The deputy told Henderson, “If I end up on YouTube, I’m gonna be upset.”

Henderson, 29, was charged with misdemeanor crimes of disorderly conduct and interfering with an ambulance crew.

He thought he would be exonerated by the video he shot, but when he got his camera back from police weeks after the incident, the recording was gone, Henderson said.

A six-person jury found Henderson not guilty Thursday after less than 90 minutes of deliberation at the end of a two-day trial that drew attention of civil liberties advocates. The Minneapolis-based Fredrikson & Byron law firm provided free legal representation to Henderson in association with the American Civil Liberties Union of Minnesota.

ACLU legal director Teresa Nelson called the verdict a First Amendment victory.

“The notion that we’re going to criminalize conduct that is First Amendment activity is troubling, and I think it was troubling to the jury,” Nelson said.

Kevin Beck, the prosecutor for Little Canada, said that he was disappointed by the verdict but that the case was worth prosecuting.

Beck said that Henderson got within three feet of a paramedic trying to do a medical assessment of the drunken man and that Henderson continued recording after the paramedic asked him to stop.

Beck said the paramedic had to ask a sheriff’s deputy to talk to Henderson, which delayed the ambulance crew in getting the drunken man to a hospital.

“The crime was committed when the paramedic had to stop providing medical care” to try to get Henderson to stop taping, Beck said.

But Henderson testified that the paramedic didn’t tell him to stop recording, and his lawyer argued that Henderson didn’t interfere with the drunken man’s care.

Henderson was 35 feet away “quietly” taping while the drunken man was being questioned by the ambulance crew and frisked by police, defense attorney Kevin Riach said.

Henderson, a welder, is a “meek, mild-mannered guy” whose hobby is videotaping police to keep them accountable, Riach said.

Henderson said he doesn’t have animus toward police and he’s never suffered from police abuse.

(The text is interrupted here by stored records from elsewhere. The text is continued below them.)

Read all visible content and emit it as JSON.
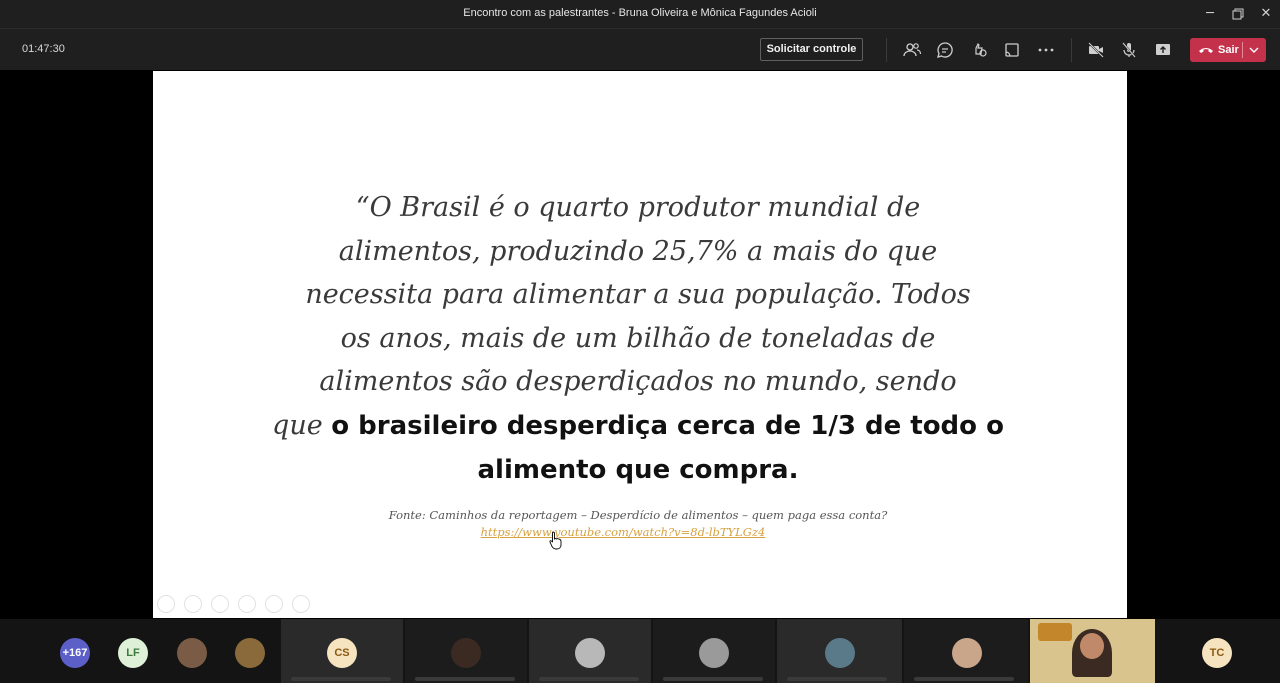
{
  "window": {
    "title": "Encontro com as palestrantes - Bruna Oliveira e Mônica Fagundes Acioli"
  },
  "toolbar": {
    "timer": "01:47:30",
    "request_control_label": "Solicitar controle",
    "leave_label": "Sair",
    "icons": [
      "participants-icon",
      "chat-icon",
      "reactions-icon",
      "share-tray-icon",
      "more-icon",
      "camera-off-icon",
      "mic-off-icon",
      "share-icon"
    ]
  },
  "slide": {
    "line1": "“O Brasil é o quarto produtor mundial de",
    "line2": "alimentos, produzindo 25,7% a mais do que",
    "line3": "necessita para alimentar a sua população. Todos",
    "line4": "os anos, mais de um bilhão de toneladas de",
    "line5": "alimentos são desperdiçados no mundo, sendo",
    "line6_normal": "que ",
    "line6_bold": "o brasileiro desperdiça cerca de 1/3 de todo o",
    "line7_bold": "alimento que compra.",
    "source": "Fonte: Caminhos da reportagem – Desperdício de alimentos – quem paga essa conta?",
    "link": "https://www.youtube.com/watch?v=8d-lbTYLGz4"
  },
  "participants": {
    "overflow_count": "+167",
    "tiles": [
      {
        "initials": "LF",
        "color": "#dff0d8",
        "text_color": "#3a7a3a"
      },
      {
        "initials": "CS",
        "color": "#f6e3c0",
        "text_color": "#8a5a12"
      },
      {
        "initials": "TC",
        "color": "#f6e3c0",
        "text_color": "#8a5a12"
      }
    ]
  },
  "colors": {
    "leave": "#c4314b",
    "overflow_badge": "#5b5fc7",
    "link": "#d6a23f"
  }
}
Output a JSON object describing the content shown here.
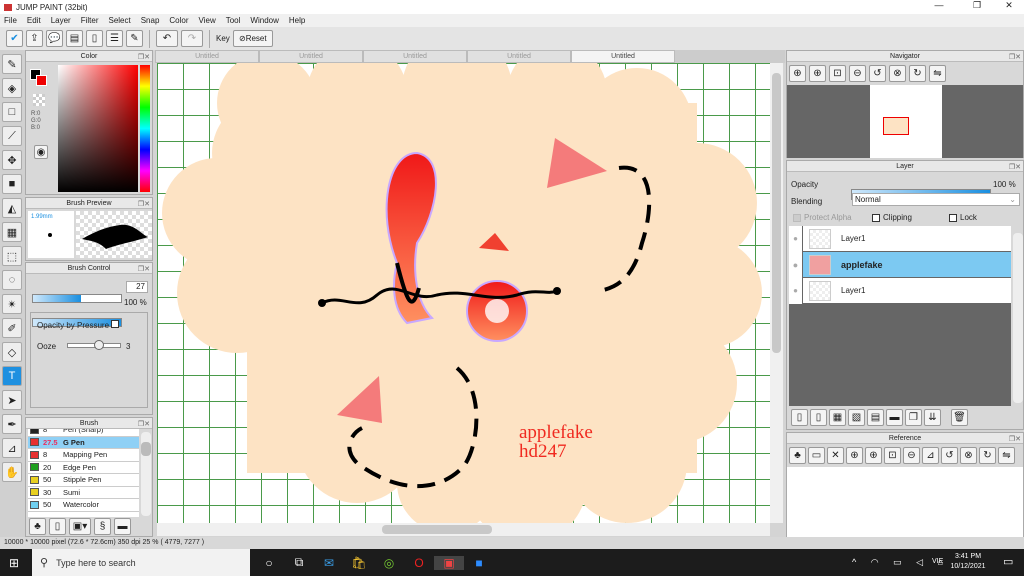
{
  "window": {
    "title": "JUMP PAINT (32bit)",
    "min": "—",
    "max": "❐",
    "close": "✕"
  },
  "menu": [
    "File",
    "Edit",
    "Layer",
    "Filter",
    "Select",
    "Snap",
    "Color",
    "View",
    "Tool",
    "Window",
    "Help"
  ],
  "toolbar": {
    "key_label": "Key",
    "reset_label": "Reset"
  },
  "panels": {
    "color": {
      "title": "Color",
      "r": "R:0",
      "g": "G:0",
      "b": "B:0"
    },
    "brush_preview": {
      "title": "Brush Preview",
      "size": "1.99mm"
    },
    "brush_control": {
      "title": "Brush Control",
      "size": "27",
      "opacity": "100 %",
      "opacity_by_pressure": "Opacity by Pressure",
      "ooze_label": "Ooze",
      "ooze_value": "3",
      "size_fraction": 0.55,
      "ooze_fraction": 0.6
    },
    "brush": {
      "title": "Brush",
      "items": [
        {
          "size": "8",
          "name": "Pen (Sharp)",
          "color": "#222222"
        },
        {
          "size": "27.5",
          "name": "G Pen",
          "color": "#e83030",
          "selected": true
        },
        {
          "size": "8",
          "name": "Mapping Pen",
          "color": "#e83030"
        },
        {
          "size": "20",
          "name": "Edge Pen",
          "color": "#20a020"
        },
        {
          "size": "50",
          "name": "Stipple Pen",
          "color": "#e8d020"
        },
        {
          "size": "30",
          "name": "Sumi",
          "color": "#e8d020"
        },
        {
          "size": "50",
          "name": "Watercolor",
          "color": "#70d0f0"
        }
      ]
    },
    "navigator": {
      "title": "Navigator"
    },
    "layer": {
      "title": "Layer",
      "opacity_label": "Opacity",
      "opacity_value": "100 %",
      "blending_label": "Blending",
      "blending_value": "Normal",
      "protect_alpha": "Protect Alpha",
      "clipping": "Clipping",
      "lock": "Lock",
      "layers": [
        {
          "name": "Layer1"
        },
        {
          "name": "applefake",
          "selected": true
        },
        {
          "name": "Layer1"
        }
      ]
    },
    "reference": {
      "title": "Reference"
    }
  },
  "tabs": [
    "Untitled",
    "Untitled",
    "Untitled",
    "Untitled",
    "Untitled"
  ],
  "canvas_text": {
    "line1": "applefake",
    "line2": "hd247"
  },
  "status": "10000 * 10000 pixel   (72.6 * 72.6cm)   350 dpi   25 %   ( 4779, 7277 )",
  "taskbar": {
    "search_placeholder": "Type here to search",
    "lang": "VIE",
    "time": "3:41 PM",
    "date": "10/12/2021"
  },
  "colors": {
    "accent": "#1a8fe0",
    "cream": "#fde3c4",
    "red": "#f02a20"
  }
}
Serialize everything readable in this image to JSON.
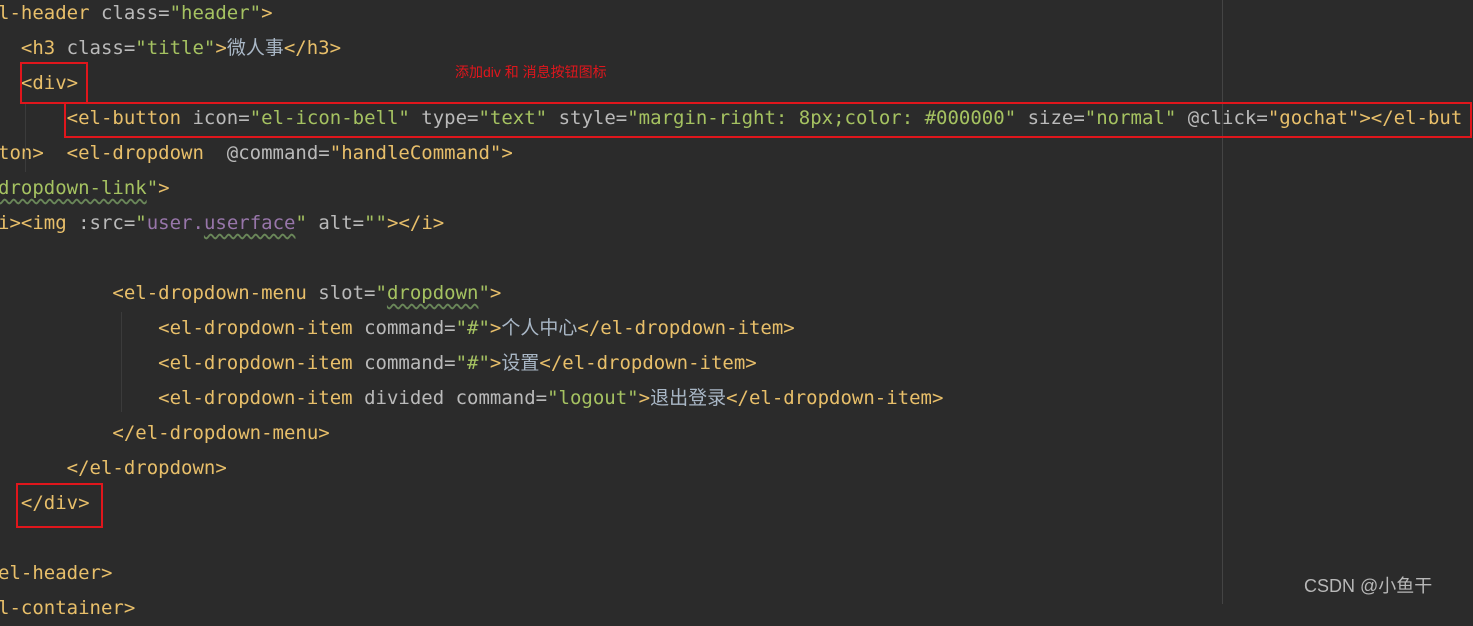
{
  "code_lines": [
    [
      {
        "t": "l-header ",
        "c": "tag"
      },
      {
        "t": "class=",
        "c": "attr"
      },
      {
        "t": "\"header\"",
        "c": "val"
      },
      {
        "t": ">",
        "c": "tag"
      }
    ],
    [
      {
        "t": "  <h3 ",
        "c": "tag"
      },
      {
        "t": "class=",
        "c": "attr"
      },
      {
        "t": "\"title\"",
        "c": "val"
      },
      {
        "t": ">",
        "c": "tag"
      },
      {
        "t": "微人事",
        "c": "txt"
      },
      {
        "t": "</h3>",
        "c": "tag"
      }
    ],
    [
      {
        "t": "  <div>",
        "c": "tag"
      }
    ],
    [
      {
        "t": "      <el-button ",
        "c": "tag"
      },
      {
        "t": "icon=",
        "c": "attr"
      },
      {
        "t": "\"el-icon-bell\"",
        "c": "val"
      },
      {
        "t": " type=",
        "c": "attr"
      },
      {
        "t": "\"text\"",
        "c": "val"
      },
      {
        "t": " style=",
        "c": "attr"
      },
      {
        "t": "\"margin-right: 8px;color: #000000\"",
        "c": "val"
      },
      {
        "t": " size=",
        "c": "attr"
      },
      {
        "t": "\"normal\"",
        "c": "val"
      },
      {
        "t": " @click=",
        "c": "attr"
      },
      {
        "t": "\"gochat\"",
        "c": "js"
      },
      {
        "t": "></el-button>",
        "c": "tag"
      }
    ],
    [
      {
        "t": "      <el-dropdown  ",
        "c": "tag"
      },
      {
        "t": "@command=",
        "c": "attr"
      },
      {
        "t": "\"handleCommand\"",
        "c": "js"
      },
      {
        "t": ">",
        "c": "tag"
      }
    ],
    [
      {
        "t": "dropdown-link",
        "c": "val wavy"
      },
      {
        "t": "\"",
        "c": "val"
      },
      {
        "t": ">",
        "c": "tag"
      }
    ],
    [
      {
        "t": "i><img ",
        "c": "tag"
      },
      {
        "t": ":src=",
        "c": "attr"
      },
      {
        "t": "\"",
        "c": "val"
      },
      {
        "t": "user.",
        "c": "prop"
      },
      {
        "t": "userface",
        "c": "prop wavy"
      },
      {
        "t": "\"",
        "c": "val"
      },
      {
        "t": " alt=",
        "c": "attr"
      },
      {
        "t": "\"\"",
        "c": "val"
      },
      {
        "t": "></i>",
        "c": "tag"
      }
    ],
    [],
    [
      {
        "t": "          <el-dropdown-menu ",
        "c": "tag"
      },
      {
        "t": "slot=",
        "c": "attr"
      },
      {
        "t": "\"",
        "c": "val"
      },
      {
        "t": "dropdown",
        "c": "val wavy"
      },
      {
        "t": "\"",
        "c": "val"
      },
      {
        "t": ">",
        "c": "tag"
      }
    ],
    [
      {
        "t": "              <el-dropdown-item ",
        "c": "tag"
      },
      {
        "t": "command=",
        "c": "attr"
      },
      {
        "t": "\"#\"",
        "c": "val"
      },
      {
        "t": ">",
        "c": "tag"
      },
      {
        "t": "个人中心",
        "c": "txt"
      },
      {
        "t": "</el-dropdown-item>",
        "c": "tag"
      }
    ],
    [
      {
        "t": "              <el-dropdown-item ",
        "c": "tag"
      },
      {
        "t": "command=",
        "c": "attr"
      },
      {
        "t": "\"#\"",
        "c": "val"
      },
      {
        "t": ">",
        "c": "tag"
      },
      {
        "t": "设置",
        "c": "txt"
      },
      {
        "t": "</el-dropdown-item>",
        "c": "tag"
      }
    ],
    [
      {
        "t": "              <el-dropdown-item ",
        "c": "tag"
      },
      {
        "t": "divided command=",
        "c": "attr"
      },
      {
        "t": "\"logout\"",
        "c": "val"
      },
      {
        "t": ">",
        "c": "tag"
      },
      {
        "t": "退出登录",
        "c": "txt"
      },
      {
        "t": "</el-dropdown-item>",
        "c": "tag"
      }
    ],
    [
      {
        "t": "          </el-dropdown-menu>",
        "c": "tag"
      }
    ],
    [
      {
        "t": "      </el-dropdown>",
        "c": "tag"
      }
    ],
    [
      {
        "t": "  </div>",
        "c": "tag"
      }
    ],
    [],
    [
      {
        "t": "el-header>",
        "c": "tag"
      }
    ],
    [
      {
        "t": "l-container>",
        "c": "tag"
      }
    ]
  ],
  "annotation": "添加div   和 消息按钮图标",
  "watermark": "CSDN @小鱼干",
  "colors": {
    "highlight_box": "#e0161c",
    "background": "#2b2b2b"
  }
}
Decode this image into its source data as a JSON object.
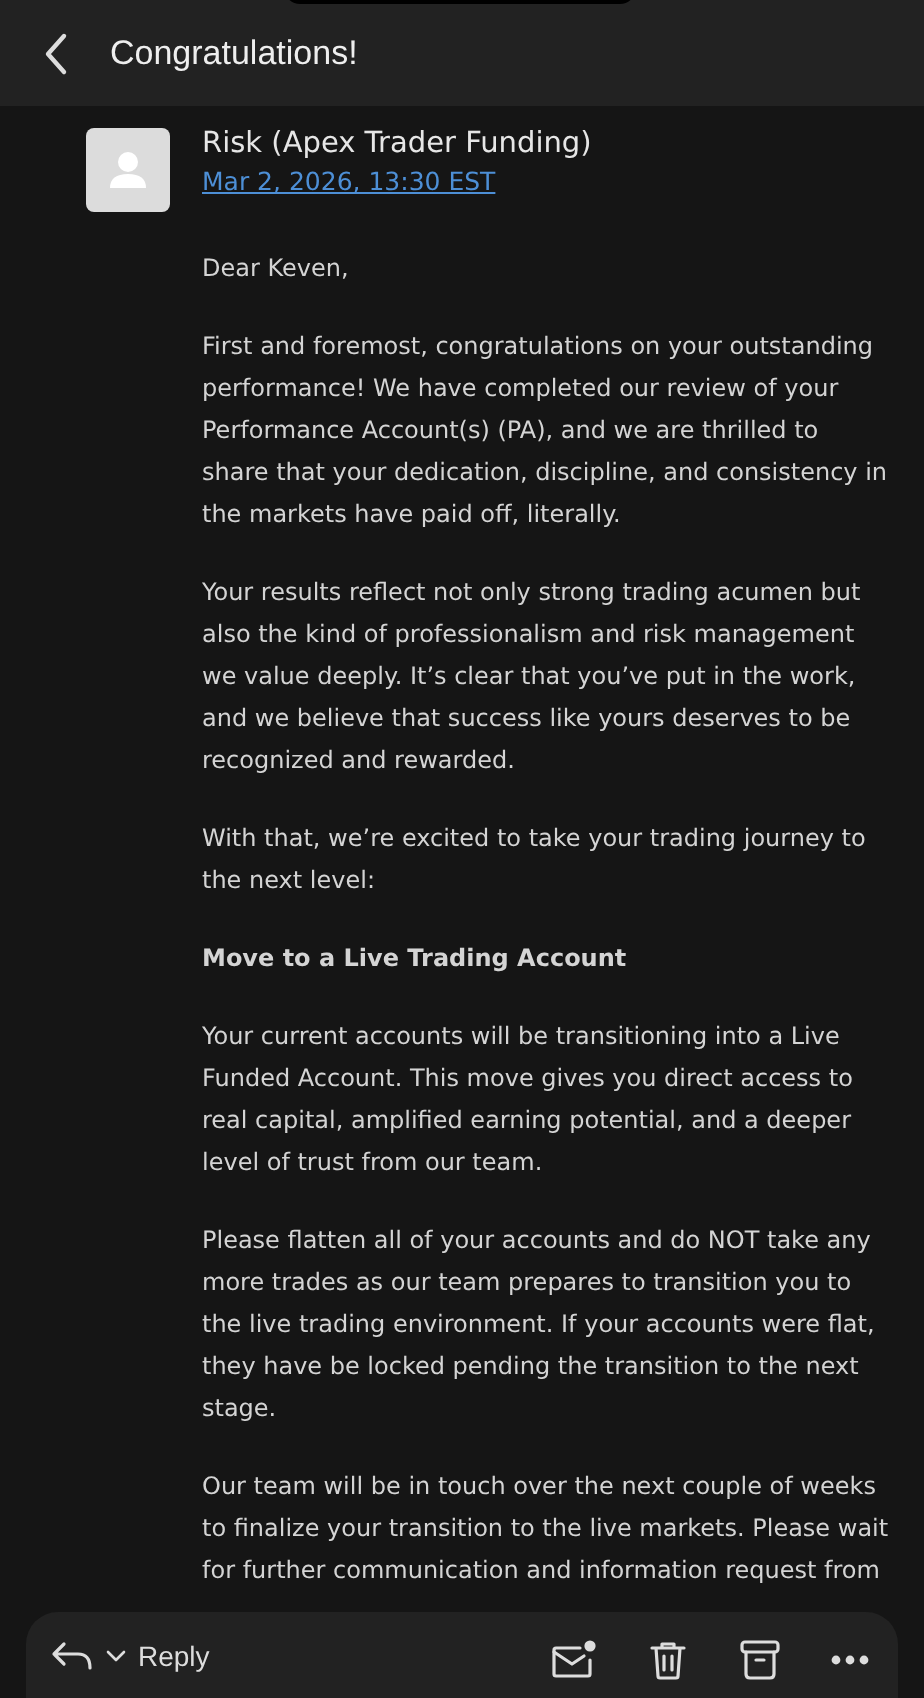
{
  "header": {
    "title": "Congratulations!"
  },
  "sender": {
    "name": "Risk (Apex Trader Funding)",
    "date": "Mar 2, 2026, 13:30 EST"
  },
  "body": [
    {
      "kind": "text",
      "text": "Dear Keven,"
    },
    {
      "kind": "text",
      "text": "First and foremost, congratulations on your outstanding performance! We have completed our review of your Performance Account(s) (PA), and we are thrilled to share that your dedication, discipline, and consistency in the markets have paid off, literally."
    },
    {
      "kind": "text",
      "text": "Your results reflect not only strong trading acumen but also the kind of professionalism and risk management we value deeply. It’s clear that you’ve put in the work, and we believe that success like yours deserves to be recognized and rewarded."
    },
    {
      "kind": "text",
      "text": "With that, we’re excited to take your trading journey to the next level:"
    },
    {
      "kind": "heading",
      "text": "Move to a Live Trading Account"
    },
    {
      "kind": "text",
      "text": "Your current accounts will be transitioning into a Live Funded Account. This move gives you direct access to real capital, amplified earning potential, and a deeper level of trust from our team."
    },
    {
      "kind": "text",
      "text": "Please flatten all of your accounts and do NOT take any more trades as our team prepares to transition you to the live trading environment. If your accounts were flat, they have be locked pending the transition to the next stage."
    },
    {
      "kind": "text",
      "text": "Our team will be in touch over the next couple of weeks to finalize your transition to the live markets. Please wait for further communication and information request from"
    }
  ],
  "toolbar": {
    "reply_label": "Reply"
  }
}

But he said he got interested in videotaping police activities after an August 2012 incident in which a YouTube video showed a St. Paul police officer kicking a man named Eric Hightower during an arrest.

When Henderson taped the ambulance crew and Ramsey County sheriff’s deputies in Little Canada, he was doing what half the TV news crews in the metro area do every day, Riach said in closing arguments.

But Riach said when a sheriff’s deputy, Jacqueline Muellner, asked Henderson what he was doing and he refused to give her his name, that angered her and she snatched his camera.

That led to “the mystery of the disappearing video,” Riach said.

Riach said testimony from Muellner showed that the camera was temporarily left in Muellner’s squad car and in her office mailbox, and was not adequately secured by police.

“That camera should’ve been put into evidence right away,” he said. “We’ll never know exactly what happened to it.”

Riach also said prosecutors failed to prove the charge that Henderson intended to obstruct the ambulance crew, and he never physically got in the way of the emergency responders.

“He was sitting peacefully off to the side, videotaping,” Riach said.

But Beck said that when the paramedic asked Henderson to stop taping, he knew his behavior was offensive and obstructive.

Beck said Henderson didn’t have to physically get in the way of the ambulance crew to be guilty of the misdemeanor. If his actions had the effect of obstructing the ambulance crew, he committed a crime, Beck said.

Joshua Norgaard, the Allina Health Emergency Medical Services paramedic who was on the ambulance call that night, testified that he asked Henderson to stop taping to protect the privacy of the drunken man.

Henderson said he could have resolved the case by accepting a prosecution offer to plead guilty to a petty misdemeanor and pay a $50 fine.

But Henderson insisted on a trial.

“It’s the principle of it,” Henderson said. “It’s our First Amendment right to film law enforcement personnel.”

Henderson said he would have represented himself at trial if he hadn’t received free legal help.

“Andrew is a unique guy in which he was willing to stand up and fight on this,” Nelson said. “I think we should admire him.”

Copyright 2014 the Pioneer Press

McClatchy-Tribune News Service 
March 7, 2014 Posted Under: Uncategorized   Read More